UW Bioengineering Ph.D. program alumnus Alex Jiao’s startup Silene Biotech wants to help you to grow a new heart or liver – in case those organs fail later in life. Jiao, who completed his Ph.D. in Assistant Professor Deok-Ho Kim’s lab, co-founded the company with a novel idea: offer consumers a way to store their cells, and retrieve them to use later for regenerative medicine applications and personalized medicine.

Silene Biotech, which was initially named miPS Labs, focuses on induced pluripotent stem cell (iPS) technology. These cells are engineered in the lab from an adult’s white blood cells. Like embryonic stem cells, iPS cells can become any type of cell in the body, from tissue to whole organs.

However, as people age, their cells become vulnerable to damage, which affects their ability to convert into iPS cells. The startup aims to help people collect and store their cells earlier in life, and use them decades in the future as new treatments become available.

The startup has partnered with Bloodworks Northwest to collect samples of customer’s blood. The blood will be processed by Bloodworks and stored at a facility in Indianapolis – far from Seattle’s threat of earthquakes.

The miPS team won the second place prize in the 2016 UW Health Innovation Challenge and the 2015 UW Business Plan Competition “Best Idea for the Future” prize. The startup is a member of the 2017 TechStars Seattle class.

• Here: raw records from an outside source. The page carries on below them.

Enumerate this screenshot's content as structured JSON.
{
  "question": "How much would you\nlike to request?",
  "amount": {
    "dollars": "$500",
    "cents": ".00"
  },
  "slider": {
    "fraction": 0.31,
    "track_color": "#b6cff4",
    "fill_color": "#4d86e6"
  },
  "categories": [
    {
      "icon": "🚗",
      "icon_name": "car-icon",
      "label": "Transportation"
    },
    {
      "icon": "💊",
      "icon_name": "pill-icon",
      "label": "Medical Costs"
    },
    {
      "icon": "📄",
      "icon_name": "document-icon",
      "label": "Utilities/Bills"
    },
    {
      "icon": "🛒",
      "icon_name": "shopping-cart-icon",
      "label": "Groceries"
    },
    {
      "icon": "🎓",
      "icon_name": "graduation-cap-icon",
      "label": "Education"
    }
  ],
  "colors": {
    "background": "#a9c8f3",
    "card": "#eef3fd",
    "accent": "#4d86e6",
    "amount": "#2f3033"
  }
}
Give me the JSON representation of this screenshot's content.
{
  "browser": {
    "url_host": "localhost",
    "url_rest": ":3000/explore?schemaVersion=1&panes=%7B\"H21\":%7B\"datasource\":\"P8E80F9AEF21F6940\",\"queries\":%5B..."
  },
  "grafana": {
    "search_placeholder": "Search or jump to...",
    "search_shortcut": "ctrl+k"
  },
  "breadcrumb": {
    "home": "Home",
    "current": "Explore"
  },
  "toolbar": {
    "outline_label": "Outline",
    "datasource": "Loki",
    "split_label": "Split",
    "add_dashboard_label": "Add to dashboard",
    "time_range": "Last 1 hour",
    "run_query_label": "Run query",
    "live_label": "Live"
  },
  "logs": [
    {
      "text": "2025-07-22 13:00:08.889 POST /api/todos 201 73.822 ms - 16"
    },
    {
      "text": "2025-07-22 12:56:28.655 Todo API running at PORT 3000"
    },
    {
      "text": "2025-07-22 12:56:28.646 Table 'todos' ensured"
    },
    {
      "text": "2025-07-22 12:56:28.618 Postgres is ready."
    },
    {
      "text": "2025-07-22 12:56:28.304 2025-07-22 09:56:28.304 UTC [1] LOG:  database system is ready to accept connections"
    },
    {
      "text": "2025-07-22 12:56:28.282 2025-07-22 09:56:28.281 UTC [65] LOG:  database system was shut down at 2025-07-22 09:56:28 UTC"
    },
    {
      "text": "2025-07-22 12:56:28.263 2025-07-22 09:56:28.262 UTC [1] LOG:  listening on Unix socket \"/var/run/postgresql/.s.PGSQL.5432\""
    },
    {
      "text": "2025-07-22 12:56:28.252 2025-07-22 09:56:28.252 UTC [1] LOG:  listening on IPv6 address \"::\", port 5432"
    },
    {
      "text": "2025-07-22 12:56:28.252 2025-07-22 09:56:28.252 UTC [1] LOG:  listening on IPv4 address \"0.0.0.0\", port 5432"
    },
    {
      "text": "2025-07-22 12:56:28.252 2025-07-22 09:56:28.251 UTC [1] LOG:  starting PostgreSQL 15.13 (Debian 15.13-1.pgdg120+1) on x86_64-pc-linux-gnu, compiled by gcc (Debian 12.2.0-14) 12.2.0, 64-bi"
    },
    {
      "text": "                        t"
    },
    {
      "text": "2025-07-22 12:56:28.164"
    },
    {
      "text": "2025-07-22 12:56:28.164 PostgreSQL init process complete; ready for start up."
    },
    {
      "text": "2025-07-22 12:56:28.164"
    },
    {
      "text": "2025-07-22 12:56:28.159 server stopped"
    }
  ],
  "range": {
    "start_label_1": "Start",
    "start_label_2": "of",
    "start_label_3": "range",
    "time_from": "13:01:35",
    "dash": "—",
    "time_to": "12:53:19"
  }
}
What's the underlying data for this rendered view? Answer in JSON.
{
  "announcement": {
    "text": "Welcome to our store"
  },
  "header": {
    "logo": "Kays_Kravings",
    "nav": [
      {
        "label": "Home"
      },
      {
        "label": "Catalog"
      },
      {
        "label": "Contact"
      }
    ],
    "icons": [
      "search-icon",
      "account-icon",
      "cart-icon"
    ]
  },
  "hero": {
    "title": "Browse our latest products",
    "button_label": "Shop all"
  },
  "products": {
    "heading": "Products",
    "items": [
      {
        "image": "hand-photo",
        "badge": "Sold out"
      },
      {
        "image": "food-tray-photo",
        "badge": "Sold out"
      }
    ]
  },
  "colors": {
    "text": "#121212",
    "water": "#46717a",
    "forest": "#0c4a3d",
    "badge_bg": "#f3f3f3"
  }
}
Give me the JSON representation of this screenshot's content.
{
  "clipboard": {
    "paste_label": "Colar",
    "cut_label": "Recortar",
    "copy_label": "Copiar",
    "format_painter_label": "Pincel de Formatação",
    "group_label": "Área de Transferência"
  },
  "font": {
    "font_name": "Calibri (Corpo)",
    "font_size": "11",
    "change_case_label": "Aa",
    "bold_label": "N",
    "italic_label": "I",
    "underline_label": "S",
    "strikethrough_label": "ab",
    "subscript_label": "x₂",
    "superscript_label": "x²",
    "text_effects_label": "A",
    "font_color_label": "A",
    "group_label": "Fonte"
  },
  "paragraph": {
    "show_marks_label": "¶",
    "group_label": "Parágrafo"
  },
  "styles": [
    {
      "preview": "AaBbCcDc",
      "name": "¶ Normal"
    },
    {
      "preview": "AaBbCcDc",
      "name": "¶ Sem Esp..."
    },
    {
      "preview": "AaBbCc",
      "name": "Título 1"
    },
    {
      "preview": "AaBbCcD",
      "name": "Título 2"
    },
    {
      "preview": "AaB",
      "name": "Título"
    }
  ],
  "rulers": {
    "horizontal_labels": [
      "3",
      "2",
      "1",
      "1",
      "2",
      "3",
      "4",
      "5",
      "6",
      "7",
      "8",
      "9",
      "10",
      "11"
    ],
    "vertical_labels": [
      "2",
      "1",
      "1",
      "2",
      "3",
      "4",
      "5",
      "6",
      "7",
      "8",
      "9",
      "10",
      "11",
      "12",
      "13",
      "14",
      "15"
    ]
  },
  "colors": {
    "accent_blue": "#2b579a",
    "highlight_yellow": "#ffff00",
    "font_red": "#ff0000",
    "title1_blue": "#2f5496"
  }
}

Read more about Silene Biotech at Geekwire, KOMO 4 and The Seattle Times.